The Selfish Giant Festival Theatre Studio

The north wind blew and the hail rained down and the frost painted everything crisp. This was winter. On the 14th of December 2013, my nine year old brother and I attended the evening performance of "The Selfish Giant" in the Studio at the Festival Theatre. This was an adaption of Oscar Wilde's classic children's tale by production company "Wee Stories". It tells the tale of a giant too selfish to let the animals play in his garden, little does he know that keeping them out will keep the spring out too. This was a wonderful tale of selfishness and kindness aimed at the younger children in the audience. It was recommended for those aged five and over but it was mostly enjoyed by those between five and seven, a little bit of the magic was lost on the older children.
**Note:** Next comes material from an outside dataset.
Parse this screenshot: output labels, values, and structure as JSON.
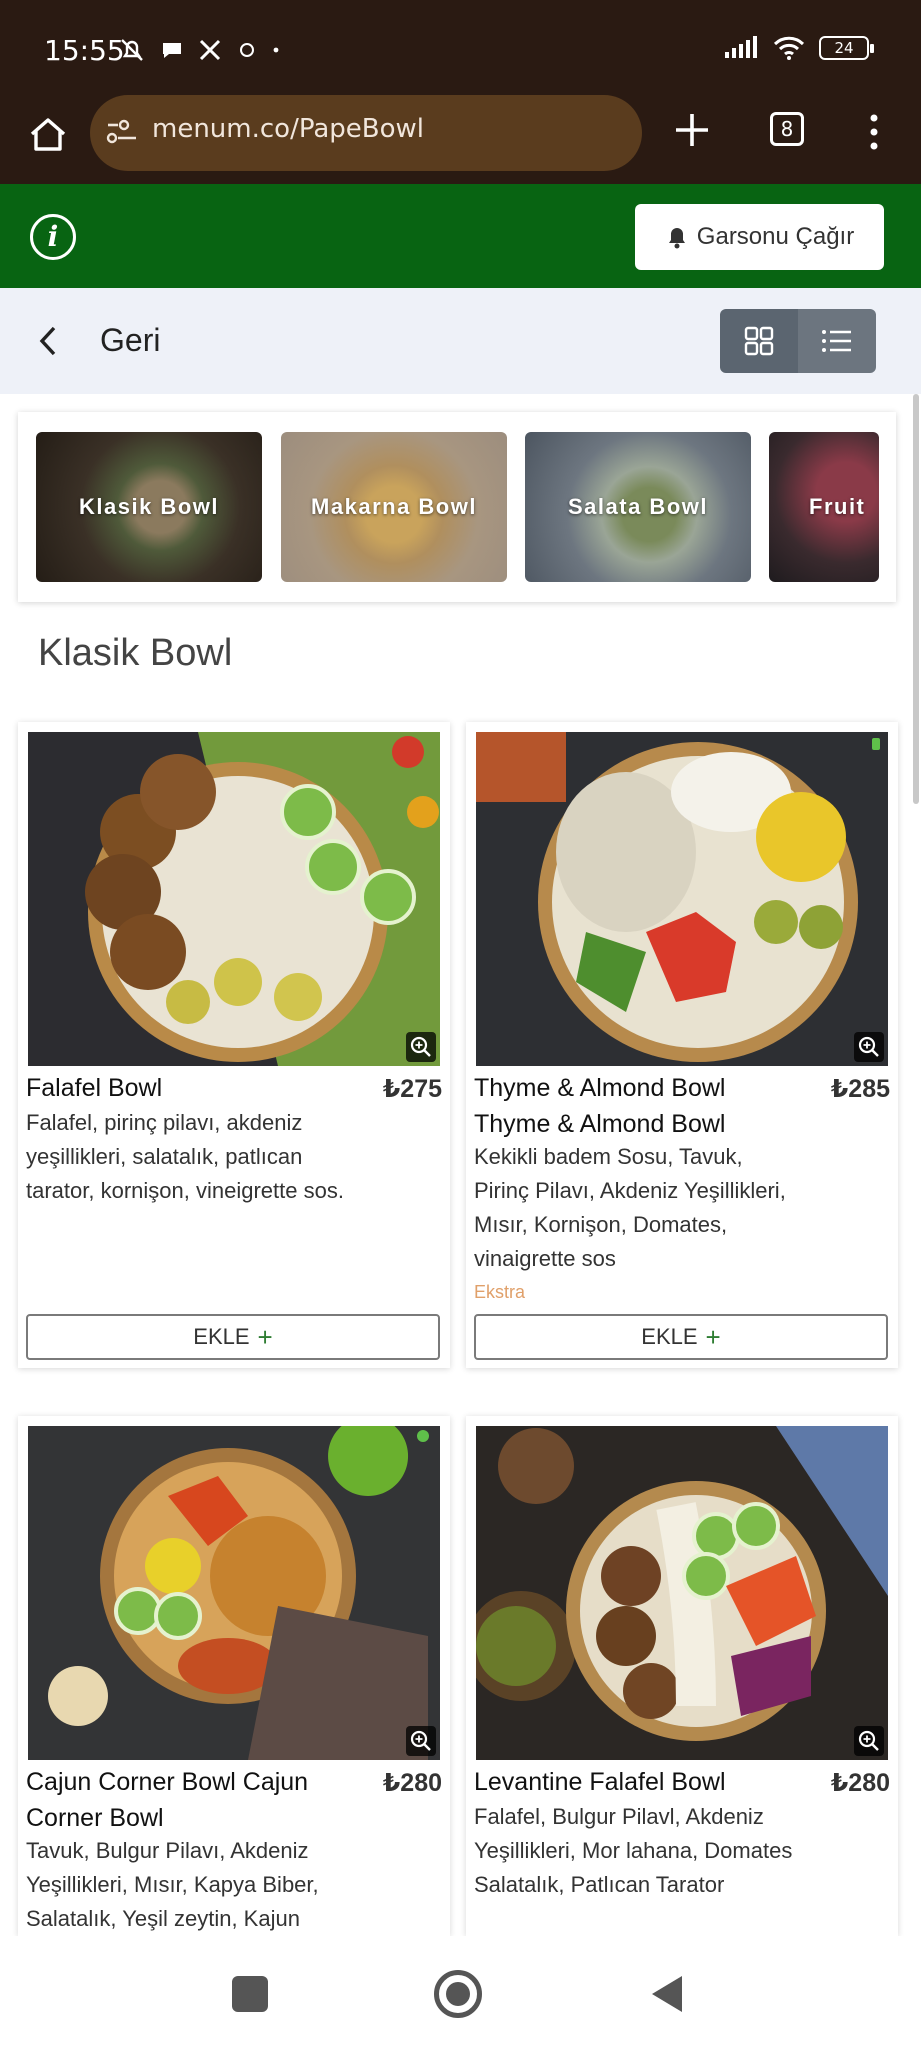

The narrator of the story, the traveller, created a real sense of audience involvement getting the audience to “play” the characters of the squirrels, rabbits and frogs in the giant’s garden from their seats. This sometimes led to a little too much information being offered by the children when the scene had been paused for dramatic effect.

The three actors played between them a huge number of characters:
• the Traveller
• the Giant
• the Spring
• the Summer
• the Autumn
• the Winter
• the hail
• the north wind
• the frost
• the eagle
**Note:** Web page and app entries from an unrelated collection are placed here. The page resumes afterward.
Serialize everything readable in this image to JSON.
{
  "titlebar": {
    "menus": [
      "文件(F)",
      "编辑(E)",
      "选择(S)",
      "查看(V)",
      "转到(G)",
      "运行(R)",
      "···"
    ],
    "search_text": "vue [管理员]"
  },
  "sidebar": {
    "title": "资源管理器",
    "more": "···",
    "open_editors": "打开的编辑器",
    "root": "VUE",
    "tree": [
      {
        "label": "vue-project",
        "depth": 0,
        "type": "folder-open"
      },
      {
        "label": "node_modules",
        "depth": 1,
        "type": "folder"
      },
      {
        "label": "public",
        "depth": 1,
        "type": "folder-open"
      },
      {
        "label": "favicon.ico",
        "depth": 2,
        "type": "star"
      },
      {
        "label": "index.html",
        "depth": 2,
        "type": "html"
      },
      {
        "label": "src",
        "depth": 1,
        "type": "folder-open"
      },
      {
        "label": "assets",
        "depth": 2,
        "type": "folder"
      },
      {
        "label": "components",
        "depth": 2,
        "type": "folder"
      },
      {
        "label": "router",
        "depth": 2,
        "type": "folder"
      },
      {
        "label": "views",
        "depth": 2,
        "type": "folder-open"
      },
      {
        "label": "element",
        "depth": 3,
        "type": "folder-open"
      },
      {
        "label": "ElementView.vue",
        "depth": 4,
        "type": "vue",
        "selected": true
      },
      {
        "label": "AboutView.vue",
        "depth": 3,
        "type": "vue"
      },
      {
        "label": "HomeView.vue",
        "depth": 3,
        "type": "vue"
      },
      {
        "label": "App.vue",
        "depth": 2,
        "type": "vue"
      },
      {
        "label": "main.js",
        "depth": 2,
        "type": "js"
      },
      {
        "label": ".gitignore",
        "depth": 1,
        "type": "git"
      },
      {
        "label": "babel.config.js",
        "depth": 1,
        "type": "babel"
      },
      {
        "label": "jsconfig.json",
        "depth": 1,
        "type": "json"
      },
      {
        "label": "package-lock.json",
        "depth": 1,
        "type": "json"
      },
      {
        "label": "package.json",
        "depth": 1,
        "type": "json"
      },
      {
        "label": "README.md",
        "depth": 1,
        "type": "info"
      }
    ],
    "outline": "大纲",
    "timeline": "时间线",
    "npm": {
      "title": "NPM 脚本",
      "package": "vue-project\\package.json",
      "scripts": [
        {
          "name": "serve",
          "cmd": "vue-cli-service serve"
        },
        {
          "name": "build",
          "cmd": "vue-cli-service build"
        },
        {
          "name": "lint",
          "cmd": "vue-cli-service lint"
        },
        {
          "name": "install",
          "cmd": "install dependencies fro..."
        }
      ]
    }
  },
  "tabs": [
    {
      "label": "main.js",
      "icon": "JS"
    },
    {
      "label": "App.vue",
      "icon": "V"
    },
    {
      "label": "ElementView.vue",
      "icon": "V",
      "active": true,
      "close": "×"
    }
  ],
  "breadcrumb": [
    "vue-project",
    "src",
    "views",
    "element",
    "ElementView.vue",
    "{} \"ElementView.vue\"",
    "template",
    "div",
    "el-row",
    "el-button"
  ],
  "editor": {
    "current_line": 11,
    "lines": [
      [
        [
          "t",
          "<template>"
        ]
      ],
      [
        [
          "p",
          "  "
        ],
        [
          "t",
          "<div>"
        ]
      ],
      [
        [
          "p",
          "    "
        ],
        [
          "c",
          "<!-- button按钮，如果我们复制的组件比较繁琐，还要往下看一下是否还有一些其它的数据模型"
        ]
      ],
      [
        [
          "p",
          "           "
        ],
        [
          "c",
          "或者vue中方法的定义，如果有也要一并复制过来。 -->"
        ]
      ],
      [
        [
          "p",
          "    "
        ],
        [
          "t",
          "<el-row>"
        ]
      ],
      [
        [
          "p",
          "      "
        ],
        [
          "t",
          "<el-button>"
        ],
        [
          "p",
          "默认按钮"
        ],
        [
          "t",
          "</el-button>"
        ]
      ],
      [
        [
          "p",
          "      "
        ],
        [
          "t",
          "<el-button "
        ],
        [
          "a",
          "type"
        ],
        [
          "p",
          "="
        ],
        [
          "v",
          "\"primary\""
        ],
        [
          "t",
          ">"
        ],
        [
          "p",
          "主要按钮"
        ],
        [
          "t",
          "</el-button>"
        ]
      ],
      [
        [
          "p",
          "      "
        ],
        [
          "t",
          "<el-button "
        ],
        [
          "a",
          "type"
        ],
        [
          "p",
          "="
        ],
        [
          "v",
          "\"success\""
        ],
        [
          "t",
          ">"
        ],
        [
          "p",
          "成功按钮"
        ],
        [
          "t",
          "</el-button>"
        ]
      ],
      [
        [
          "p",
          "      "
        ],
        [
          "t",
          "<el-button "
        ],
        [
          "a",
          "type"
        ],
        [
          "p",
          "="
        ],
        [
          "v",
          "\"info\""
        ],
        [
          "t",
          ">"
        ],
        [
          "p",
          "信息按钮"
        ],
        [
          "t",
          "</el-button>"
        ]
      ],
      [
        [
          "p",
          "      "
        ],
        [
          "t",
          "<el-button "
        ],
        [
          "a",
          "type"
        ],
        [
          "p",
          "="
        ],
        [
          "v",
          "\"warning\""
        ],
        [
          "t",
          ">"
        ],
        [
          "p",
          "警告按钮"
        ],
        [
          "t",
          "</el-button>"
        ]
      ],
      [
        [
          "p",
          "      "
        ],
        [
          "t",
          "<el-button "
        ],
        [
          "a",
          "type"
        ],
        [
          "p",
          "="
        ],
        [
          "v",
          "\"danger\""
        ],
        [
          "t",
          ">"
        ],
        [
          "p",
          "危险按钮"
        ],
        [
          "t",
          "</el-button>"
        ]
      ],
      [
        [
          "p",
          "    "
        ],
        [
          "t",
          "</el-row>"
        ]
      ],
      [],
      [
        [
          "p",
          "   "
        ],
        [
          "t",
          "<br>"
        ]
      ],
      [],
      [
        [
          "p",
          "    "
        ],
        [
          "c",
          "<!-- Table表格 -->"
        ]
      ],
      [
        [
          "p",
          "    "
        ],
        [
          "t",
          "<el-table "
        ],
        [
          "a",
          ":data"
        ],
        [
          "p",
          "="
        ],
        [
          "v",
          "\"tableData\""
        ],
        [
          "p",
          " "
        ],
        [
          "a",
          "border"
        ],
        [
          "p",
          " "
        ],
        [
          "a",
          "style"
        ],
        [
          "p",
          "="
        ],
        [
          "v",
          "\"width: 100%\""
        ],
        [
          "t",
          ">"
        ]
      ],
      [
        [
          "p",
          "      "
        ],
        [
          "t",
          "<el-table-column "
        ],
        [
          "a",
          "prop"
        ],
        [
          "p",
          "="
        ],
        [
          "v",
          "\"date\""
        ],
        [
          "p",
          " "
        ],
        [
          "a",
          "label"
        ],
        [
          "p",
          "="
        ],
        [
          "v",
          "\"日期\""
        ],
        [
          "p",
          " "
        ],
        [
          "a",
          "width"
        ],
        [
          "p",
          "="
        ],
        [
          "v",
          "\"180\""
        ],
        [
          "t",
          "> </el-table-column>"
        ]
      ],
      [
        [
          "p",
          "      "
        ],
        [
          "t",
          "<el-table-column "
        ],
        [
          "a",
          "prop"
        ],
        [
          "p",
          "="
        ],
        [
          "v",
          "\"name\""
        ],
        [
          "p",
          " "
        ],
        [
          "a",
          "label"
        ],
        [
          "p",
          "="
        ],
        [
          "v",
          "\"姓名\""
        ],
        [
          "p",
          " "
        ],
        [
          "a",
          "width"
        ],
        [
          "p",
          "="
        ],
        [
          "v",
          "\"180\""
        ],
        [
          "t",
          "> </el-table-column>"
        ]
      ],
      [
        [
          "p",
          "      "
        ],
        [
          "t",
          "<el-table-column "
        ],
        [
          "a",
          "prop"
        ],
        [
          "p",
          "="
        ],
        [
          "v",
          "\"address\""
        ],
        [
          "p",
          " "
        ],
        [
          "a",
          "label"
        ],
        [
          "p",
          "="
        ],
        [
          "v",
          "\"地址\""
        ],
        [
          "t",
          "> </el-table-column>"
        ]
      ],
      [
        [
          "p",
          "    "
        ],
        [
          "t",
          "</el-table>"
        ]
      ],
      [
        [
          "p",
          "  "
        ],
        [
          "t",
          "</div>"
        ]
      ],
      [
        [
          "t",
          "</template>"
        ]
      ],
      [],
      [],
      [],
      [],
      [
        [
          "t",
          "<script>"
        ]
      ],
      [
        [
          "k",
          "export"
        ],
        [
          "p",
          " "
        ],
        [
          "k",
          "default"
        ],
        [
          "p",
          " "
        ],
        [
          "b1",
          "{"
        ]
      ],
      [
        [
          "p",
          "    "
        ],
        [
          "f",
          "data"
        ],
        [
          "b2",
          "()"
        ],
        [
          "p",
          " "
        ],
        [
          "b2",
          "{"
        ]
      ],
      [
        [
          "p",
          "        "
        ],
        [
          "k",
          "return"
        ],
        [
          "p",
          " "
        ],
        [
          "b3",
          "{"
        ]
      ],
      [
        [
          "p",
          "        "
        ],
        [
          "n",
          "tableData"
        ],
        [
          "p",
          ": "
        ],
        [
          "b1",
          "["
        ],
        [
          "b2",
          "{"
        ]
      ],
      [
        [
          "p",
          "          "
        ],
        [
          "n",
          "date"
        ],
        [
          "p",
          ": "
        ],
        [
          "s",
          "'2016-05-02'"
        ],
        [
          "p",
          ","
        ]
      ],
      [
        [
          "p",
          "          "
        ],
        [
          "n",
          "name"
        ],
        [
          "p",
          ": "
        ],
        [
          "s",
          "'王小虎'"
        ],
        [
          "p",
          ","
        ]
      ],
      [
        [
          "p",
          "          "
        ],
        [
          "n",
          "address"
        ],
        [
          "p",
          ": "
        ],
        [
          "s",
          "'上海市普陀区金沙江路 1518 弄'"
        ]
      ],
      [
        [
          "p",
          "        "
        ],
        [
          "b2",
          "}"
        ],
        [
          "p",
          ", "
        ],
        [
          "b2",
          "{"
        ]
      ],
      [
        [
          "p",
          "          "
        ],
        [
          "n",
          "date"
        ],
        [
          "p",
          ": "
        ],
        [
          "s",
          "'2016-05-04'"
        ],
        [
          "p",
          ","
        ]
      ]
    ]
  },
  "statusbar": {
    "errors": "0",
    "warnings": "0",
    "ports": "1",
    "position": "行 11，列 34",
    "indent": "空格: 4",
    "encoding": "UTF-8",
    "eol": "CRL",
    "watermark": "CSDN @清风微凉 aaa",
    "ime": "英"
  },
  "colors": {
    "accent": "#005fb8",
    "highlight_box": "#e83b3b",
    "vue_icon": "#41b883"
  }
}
This worked exceptionally well, the costume changes made it easy for the audience to see the different characters and the costumes themselves all were perfect for the characters they were being used to aid.

Another brilliant aspect of the show was how well they incorporated set changes into the story itself to stop the young audience losing focus. The set was cleverly built with portions that could be moved by the cast easily and it was artistic but very simple.

There was also a sign language translator for any deaf audience members towards the side of the stage, this hopefully made the show more accessible for a wider audience and allowed people with hearing problems to experience theatre, a media form often impossible to experience without aid.

This show is brilliant, especially for younger children who would be able to get properly involved in the magical storyline. It uses movement in the dance routines expertly acted out by every character besides the eagle, the choreography truly matching every scene. The set is simplistic but effective and everything comes together to make an engrossing, interesting play.

Eilidh McSherry